▶ Instructions to follow
Copy out, from the data, each line containing the string "this".
[[ Stored data open ]]
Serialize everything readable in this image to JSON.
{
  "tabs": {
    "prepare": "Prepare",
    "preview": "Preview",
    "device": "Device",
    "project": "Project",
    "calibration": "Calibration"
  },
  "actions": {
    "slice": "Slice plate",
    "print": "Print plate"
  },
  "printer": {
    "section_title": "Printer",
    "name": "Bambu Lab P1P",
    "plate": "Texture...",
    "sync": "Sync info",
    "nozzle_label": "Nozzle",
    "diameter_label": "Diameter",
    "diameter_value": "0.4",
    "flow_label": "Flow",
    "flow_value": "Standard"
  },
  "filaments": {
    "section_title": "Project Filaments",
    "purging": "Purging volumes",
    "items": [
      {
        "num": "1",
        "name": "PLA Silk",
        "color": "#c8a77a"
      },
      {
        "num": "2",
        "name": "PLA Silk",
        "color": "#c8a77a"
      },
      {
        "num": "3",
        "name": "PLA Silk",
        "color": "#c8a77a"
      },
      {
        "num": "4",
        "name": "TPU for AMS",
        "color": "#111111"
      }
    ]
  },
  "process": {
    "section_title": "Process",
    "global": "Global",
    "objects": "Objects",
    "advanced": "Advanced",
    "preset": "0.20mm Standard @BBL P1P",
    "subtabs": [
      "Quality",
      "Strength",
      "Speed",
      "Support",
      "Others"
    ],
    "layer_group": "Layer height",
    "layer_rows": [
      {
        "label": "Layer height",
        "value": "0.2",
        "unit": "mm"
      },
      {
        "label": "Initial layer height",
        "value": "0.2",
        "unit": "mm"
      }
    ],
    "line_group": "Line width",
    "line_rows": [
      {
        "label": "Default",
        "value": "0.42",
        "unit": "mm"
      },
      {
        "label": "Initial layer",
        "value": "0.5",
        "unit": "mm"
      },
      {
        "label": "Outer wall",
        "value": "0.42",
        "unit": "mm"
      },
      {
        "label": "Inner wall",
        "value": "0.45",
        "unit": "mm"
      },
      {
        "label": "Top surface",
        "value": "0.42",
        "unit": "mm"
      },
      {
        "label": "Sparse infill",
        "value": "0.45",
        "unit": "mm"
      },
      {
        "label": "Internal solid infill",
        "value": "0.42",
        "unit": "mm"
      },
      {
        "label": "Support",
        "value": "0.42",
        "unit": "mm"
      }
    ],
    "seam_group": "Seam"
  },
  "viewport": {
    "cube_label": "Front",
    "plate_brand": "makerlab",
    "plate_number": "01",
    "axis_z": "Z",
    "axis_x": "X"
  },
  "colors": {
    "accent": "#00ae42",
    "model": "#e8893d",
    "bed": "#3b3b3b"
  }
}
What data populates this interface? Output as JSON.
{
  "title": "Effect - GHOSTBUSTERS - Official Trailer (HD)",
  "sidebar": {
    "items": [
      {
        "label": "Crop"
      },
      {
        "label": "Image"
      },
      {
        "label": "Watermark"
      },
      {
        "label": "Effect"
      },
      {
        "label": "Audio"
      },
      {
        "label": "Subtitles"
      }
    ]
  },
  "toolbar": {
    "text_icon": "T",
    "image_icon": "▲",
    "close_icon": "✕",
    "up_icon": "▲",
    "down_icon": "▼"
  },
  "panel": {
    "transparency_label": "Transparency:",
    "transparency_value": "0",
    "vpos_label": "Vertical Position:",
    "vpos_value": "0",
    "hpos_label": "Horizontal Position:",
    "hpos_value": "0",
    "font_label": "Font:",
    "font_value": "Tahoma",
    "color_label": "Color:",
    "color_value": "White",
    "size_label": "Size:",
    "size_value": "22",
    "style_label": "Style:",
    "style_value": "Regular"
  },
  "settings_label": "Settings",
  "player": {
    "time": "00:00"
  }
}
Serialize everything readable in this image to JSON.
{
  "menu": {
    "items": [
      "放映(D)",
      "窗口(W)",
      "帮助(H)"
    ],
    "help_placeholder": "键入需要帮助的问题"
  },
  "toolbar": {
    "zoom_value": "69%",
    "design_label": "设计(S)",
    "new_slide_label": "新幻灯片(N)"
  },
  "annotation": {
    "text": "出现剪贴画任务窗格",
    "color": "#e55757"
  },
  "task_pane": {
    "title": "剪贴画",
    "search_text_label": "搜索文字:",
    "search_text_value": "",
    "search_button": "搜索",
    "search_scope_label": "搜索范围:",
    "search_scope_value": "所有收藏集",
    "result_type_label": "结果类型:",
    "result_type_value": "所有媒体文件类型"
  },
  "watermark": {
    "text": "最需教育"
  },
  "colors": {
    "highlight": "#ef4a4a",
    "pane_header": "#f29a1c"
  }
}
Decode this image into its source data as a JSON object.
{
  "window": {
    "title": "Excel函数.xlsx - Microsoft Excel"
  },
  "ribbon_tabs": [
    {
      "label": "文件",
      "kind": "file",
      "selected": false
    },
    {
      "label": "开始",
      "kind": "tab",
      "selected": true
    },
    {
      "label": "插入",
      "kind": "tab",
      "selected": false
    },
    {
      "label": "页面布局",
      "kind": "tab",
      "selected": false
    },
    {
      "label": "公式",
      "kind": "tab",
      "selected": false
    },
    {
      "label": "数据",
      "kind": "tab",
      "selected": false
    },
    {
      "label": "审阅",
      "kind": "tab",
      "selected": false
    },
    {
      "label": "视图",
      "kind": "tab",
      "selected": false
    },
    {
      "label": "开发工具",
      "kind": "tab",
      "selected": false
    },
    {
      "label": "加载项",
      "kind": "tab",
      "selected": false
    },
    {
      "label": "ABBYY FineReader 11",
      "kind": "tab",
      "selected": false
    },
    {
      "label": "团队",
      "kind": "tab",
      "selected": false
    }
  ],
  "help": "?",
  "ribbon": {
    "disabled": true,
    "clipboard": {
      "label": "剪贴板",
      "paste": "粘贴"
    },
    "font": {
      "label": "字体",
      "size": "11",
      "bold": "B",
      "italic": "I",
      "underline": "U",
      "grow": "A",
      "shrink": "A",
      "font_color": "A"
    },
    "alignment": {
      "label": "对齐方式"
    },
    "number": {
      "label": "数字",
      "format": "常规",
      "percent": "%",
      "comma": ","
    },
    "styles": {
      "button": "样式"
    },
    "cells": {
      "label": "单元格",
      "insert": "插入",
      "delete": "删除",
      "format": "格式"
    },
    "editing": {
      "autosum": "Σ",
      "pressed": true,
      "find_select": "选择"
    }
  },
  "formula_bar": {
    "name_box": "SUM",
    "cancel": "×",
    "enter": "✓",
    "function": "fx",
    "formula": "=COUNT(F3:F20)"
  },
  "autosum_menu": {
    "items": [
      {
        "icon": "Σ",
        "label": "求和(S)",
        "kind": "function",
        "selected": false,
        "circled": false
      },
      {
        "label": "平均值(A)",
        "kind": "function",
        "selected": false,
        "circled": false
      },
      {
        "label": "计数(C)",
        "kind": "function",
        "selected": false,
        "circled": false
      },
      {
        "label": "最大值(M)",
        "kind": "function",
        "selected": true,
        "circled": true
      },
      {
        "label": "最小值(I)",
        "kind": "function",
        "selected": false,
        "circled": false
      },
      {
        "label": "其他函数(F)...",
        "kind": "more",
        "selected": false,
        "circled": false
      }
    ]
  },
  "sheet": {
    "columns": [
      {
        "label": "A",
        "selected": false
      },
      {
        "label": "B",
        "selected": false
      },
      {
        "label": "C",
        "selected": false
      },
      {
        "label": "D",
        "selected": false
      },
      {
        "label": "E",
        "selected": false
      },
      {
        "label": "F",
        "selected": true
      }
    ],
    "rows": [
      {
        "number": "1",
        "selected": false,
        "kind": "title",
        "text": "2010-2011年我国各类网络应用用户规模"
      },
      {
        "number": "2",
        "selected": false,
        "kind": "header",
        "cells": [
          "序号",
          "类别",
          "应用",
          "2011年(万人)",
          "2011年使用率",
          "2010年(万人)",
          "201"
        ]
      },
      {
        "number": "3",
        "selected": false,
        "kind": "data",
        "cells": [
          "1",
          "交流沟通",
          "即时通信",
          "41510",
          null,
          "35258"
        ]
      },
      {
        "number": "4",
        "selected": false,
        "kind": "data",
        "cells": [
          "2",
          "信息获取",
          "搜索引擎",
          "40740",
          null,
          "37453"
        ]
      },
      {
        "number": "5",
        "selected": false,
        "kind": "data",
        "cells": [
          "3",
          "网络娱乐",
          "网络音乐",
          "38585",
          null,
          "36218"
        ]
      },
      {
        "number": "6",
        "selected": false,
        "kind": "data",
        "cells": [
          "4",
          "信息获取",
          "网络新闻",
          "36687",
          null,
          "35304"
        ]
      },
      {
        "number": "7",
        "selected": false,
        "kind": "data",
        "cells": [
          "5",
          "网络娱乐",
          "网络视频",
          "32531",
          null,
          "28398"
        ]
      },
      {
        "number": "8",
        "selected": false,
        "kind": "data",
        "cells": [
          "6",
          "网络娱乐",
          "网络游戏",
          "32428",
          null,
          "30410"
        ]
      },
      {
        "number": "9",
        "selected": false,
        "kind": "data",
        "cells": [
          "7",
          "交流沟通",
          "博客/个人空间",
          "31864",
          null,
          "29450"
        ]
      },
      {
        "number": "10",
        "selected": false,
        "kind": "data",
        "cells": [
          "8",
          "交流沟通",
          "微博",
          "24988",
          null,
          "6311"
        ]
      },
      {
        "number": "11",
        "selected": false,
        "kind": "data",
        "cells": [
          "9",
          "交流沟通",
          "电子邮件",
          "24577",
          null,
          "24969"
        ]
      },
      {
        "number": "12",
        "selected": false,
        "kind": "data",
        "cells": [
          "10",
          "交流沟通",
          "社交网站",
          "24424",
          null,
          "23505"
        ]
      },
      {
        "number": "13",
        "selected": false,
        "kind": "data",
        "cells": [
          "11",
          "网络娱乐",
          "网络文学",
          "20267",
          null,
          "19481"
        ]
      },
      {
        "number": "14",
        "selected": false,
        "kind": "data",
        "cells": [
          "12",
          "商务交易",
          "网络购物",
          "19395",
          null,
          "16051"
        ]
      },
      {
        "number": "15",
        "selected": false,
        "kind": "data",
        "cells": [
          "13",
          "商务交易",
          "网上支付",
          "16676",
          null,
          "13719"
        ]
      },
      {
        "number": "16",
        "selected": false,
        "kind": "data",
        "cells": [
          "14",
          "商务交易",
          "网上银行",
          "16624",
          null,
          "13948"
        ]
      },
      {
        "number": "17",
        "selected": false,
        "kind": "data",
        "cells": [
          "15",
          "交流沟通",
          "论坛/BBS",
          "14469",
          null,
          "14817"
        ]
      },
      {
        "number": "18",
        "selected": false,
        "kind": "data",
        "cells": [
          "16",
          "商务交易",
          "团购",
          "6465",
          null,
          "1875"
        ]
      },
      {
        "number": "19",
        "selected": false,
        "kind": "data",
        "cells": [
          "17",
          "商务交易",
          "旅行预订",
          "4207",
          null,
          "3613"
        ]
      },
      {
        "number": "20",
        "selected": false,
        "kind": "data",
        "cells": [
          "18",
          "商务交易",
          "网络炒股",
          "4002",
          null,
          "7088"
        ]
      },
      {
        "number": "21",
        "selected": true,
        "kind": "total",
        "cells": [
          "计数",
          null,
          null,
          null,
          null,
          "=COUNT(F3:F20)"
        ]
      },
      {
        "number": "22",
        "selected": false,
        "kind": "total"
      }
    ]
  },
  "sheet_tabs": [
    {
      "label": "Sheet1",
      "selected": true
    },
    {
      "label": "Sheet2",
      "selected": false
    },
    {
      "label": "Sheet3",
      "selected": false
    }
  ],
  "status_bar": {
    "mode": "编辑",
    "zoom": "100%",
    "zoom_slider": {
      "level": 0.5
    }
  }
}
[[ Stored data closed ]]
▶ Written response
Serialize everything readable in this image to JSON.
What data populates this interface? Output as JSON.
Serialize everything readable in this image to JSON.
Decode this image into its source data as a JSON object.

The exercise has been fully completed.